ASSIGNMENT: Could you retype the entries below exactly, omitting every picture?
** RECORD EXTRACTS follows **
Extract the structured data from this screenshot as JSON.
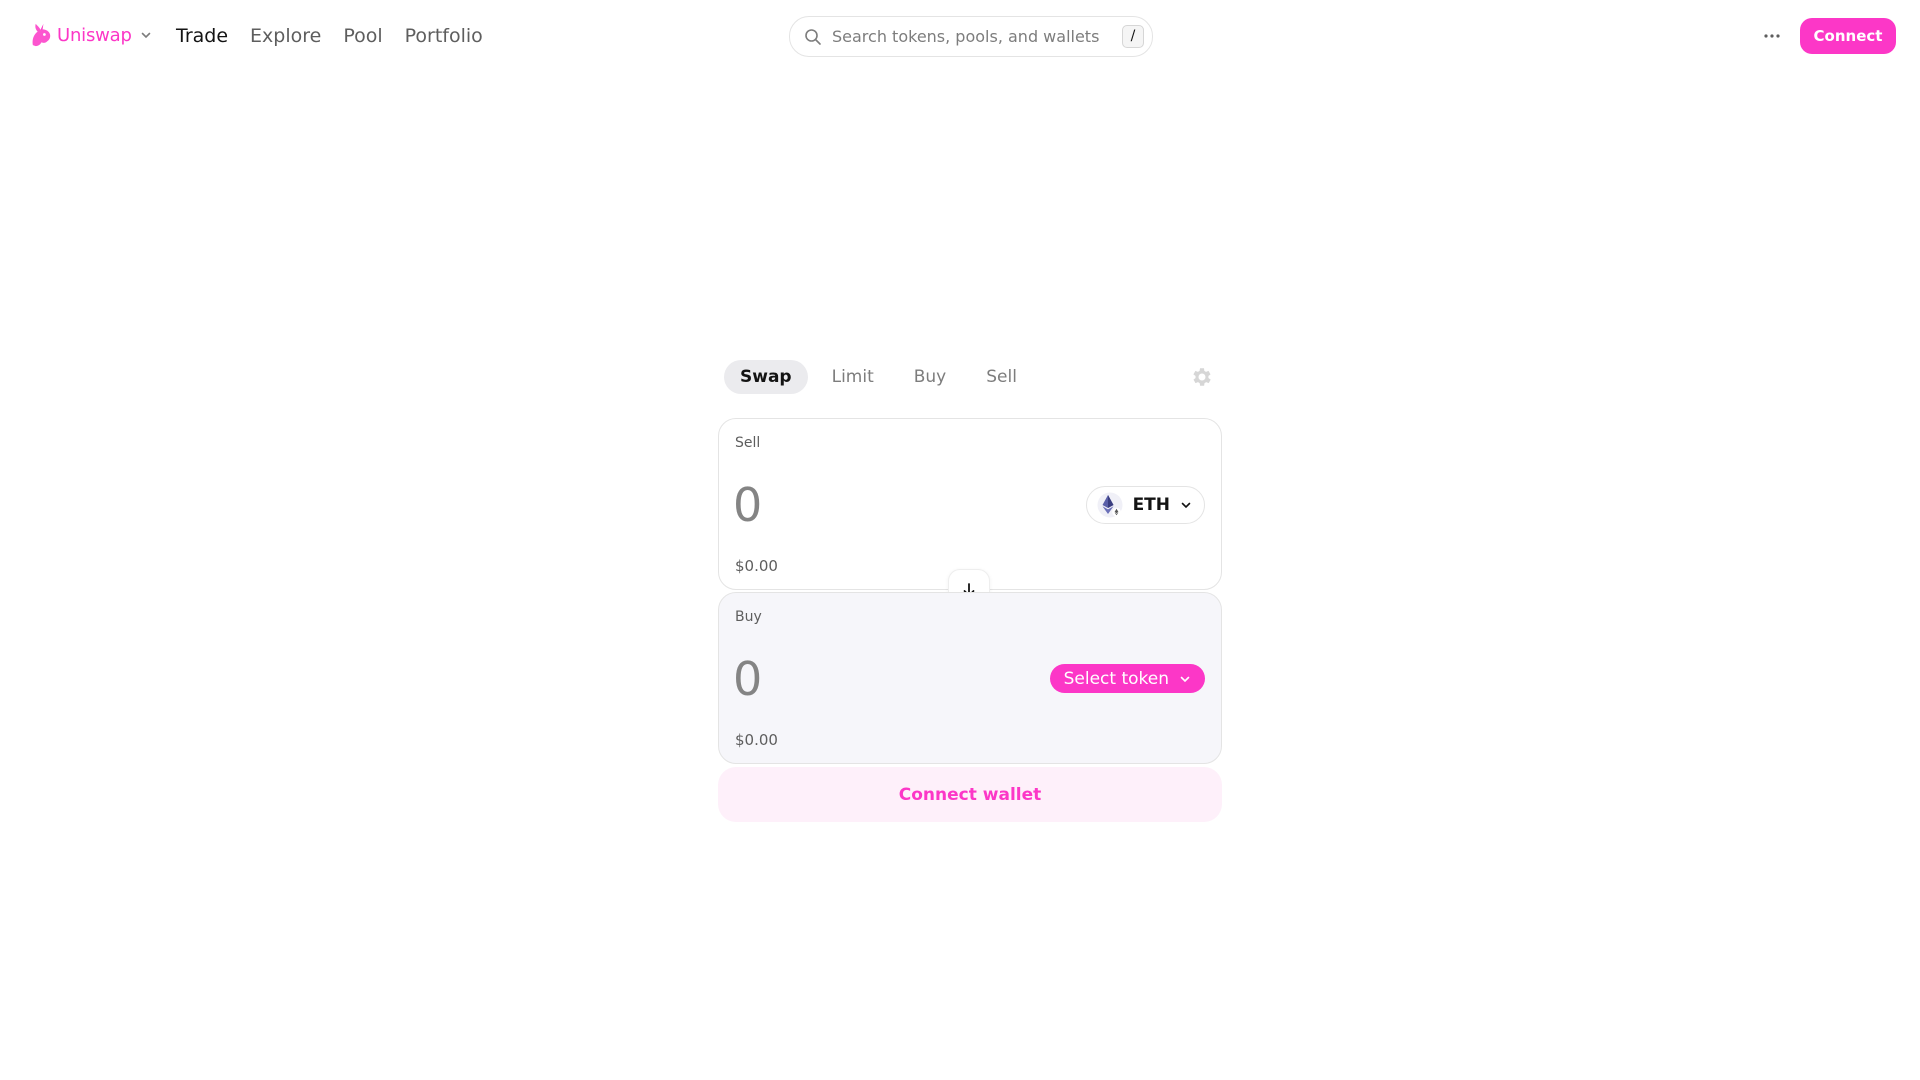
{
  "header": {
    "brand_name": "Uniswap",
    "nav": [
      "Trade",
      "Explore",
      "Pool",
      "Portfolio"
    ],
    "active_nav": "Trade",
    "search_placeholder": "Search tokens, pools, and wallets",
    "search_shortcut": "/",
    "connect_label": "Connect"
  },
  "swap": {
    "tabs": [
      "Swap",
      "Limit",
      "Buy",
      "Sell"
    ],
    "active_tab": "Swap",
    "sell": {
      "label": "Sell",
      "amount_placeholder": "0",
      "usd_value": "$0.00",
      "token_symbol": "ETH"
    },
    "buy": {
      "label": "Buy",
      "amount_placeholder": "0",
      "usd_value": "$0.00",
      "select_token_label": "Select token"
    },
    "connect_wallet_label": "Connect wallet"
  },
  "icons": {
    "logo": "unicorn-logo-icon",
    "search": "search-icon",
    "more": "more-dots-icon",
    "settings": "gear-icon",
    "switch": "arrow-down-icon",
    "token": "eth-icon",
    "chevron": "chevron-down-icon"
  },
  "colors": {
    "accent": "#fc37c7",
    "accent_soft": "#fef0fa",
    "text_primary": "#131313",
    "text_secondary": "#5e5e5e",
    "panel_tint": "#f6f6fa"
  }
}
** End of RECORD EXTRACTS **
RESULT OF THE EXERCISE:
Extract the structured data from this screenshot as JSON.
{
  "header": {
    "brand_name": "Uniswap",
    "nav": [
      "Trade",
      "Explore",
      "Pool",
      "Portfolio"
    ],
    "active_nav": "Trade",
    "search_placeholder": "Search tokens, pools, and wallets",
    "search_shortcut": "/",
    "connect_label": "Connect"
  },
  "swap": {
    "tabs": [
      "Swap",
      "Limit",
      "Buy",
      "Sell"
    ],
    "active_tab": "Swap",
    "sell": {
      "label": "Sell",
      "amount_placeholder": "0",
      "usd_value": "$0.00",
      "token_symbol": "ETH"
    },
    "buy": {
      "label": "Buy",
      "amount_placeholder": "0",
      "usd_value": "$0.00",
      "select_token_label": "Select token"
    },
    "connect_wallet_label": "Connect wallet"
  },
  "icons": {
    "logo": "unicorn-logo-icon",
    "search": "search-icon",
    "more": "more-dots-icon",
    "settings": "gear-icon",
    "switch": "arrow-down-icon",
    "token": "eth-icon",
    "chevron": "chevron-down-icon"
  },
  "colors": {
    "accent": "#fc37c7",
    "accent_soft": "#fef0fa",
    "text_primary": "#131313",
    "text_secondary": "#5e5e5e",
    "panel_tint": "#f6f6fa"
  }
}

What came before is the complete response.